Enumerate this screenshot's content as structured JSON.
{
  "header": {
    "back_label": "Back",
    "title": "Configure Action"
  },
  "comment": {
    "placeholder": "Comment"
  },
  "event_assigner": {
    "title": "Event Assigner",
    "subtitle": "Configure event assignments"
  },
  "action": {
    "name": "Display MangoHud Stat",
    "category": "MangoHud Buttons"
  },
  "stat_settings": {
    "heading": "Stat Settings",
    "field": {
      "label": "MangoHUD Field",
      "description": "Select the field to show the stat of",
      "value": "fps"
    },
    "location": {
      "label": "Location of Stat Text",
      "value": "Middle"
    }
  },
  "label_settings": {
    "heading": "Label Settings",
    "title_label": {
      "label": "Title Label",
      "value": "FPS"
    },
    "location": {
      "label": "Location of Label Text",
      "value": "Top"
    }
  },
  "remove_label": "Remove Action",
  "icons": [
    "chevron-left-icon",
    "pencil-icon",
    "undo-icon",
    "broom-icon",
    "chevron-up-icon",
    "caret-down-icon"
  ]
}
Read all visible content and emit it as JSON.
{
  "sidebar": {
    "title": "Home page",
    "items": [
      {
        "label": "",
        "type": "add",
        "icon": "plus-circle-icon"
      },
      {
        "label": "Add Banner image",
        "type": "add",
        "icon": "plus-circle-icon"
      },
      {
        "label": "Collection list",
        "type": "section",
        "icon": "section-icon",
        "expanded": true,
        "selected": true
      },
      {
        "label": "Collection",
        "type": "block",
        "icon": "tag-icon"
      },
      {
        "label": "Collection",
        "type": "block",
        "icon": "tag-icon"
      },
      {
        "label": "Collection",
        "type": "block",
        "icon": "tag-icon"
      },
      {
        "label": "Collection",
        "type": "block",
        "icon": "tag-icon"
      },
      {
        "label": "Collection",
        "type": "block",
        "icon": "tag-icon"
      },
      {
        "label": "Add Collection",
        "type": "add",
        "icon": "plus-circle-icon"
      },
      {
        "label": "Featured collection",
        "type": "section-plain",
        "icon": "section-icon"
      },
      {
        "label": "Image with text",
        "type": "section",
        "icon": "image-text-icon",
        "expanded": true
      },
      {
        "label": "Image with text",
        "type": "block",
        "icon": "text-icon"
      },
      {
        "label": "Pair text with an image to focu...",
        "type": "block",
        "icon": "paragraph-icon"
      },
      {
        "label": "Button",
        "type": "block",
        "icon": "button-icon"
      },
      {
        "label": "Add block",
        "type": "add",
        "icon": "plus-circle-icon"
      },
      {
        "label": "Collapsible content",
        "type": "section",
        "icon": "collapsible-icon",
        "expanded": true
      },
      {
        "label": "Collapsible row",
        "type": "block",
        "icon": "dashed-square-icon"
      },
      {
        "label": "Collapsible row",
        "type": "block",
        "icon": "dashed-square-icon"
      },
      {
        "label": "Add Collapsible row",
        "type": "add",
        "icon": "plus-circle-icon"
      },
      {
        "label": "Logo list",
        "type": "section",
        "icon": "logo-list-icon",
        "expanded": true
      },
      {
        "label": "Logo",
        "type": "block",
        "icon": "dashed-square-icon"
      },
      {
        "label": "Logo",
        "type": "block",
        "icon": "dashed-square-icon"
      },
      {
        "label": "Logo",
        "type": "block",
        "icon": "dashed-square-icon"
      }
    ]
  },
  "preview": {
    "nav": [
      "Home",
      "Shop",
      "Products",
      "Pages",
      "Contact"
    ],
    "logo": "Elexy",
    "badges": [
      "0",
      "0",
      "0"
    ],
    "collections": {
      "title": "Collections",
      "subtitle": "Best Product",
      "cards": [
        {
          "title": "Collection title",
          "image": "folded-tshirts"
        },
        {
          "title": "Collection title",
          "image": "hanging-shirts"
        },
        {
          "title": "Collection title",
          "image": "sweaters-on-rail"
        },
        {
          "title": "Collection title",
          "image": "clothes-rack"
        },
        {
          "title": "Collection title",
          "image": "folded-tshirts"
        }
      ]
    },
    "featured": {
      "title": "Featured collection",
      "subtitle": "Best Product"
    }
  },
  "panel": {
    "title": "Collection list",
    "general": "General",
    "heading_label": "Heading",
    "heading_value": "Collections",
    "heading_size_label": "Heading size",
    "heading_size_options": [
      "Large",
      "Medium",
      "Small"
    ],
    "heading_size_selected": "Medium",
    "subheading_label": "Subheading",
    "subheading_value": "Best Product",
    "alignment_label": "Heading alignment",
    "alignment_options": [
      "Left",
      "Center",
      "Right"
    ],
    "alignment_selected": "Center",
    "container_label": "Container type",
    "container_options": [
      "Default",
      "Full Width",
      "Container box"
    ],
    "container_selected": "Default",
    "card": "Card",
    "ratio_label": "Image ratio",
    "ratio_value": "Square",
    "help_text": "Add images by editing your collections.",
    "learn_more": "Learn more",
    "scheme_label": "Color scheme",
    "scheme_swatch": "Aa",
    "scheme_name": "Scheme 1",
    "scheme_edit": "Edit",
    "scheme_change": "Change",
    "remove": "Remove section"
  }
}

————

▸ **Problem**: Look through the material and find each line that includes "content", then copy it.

▸ **Problem solution**:
Enumerate this screenshot's content as structured JSON.
Read all visible content and emit it as JSON.
        "label": "Collapsible content",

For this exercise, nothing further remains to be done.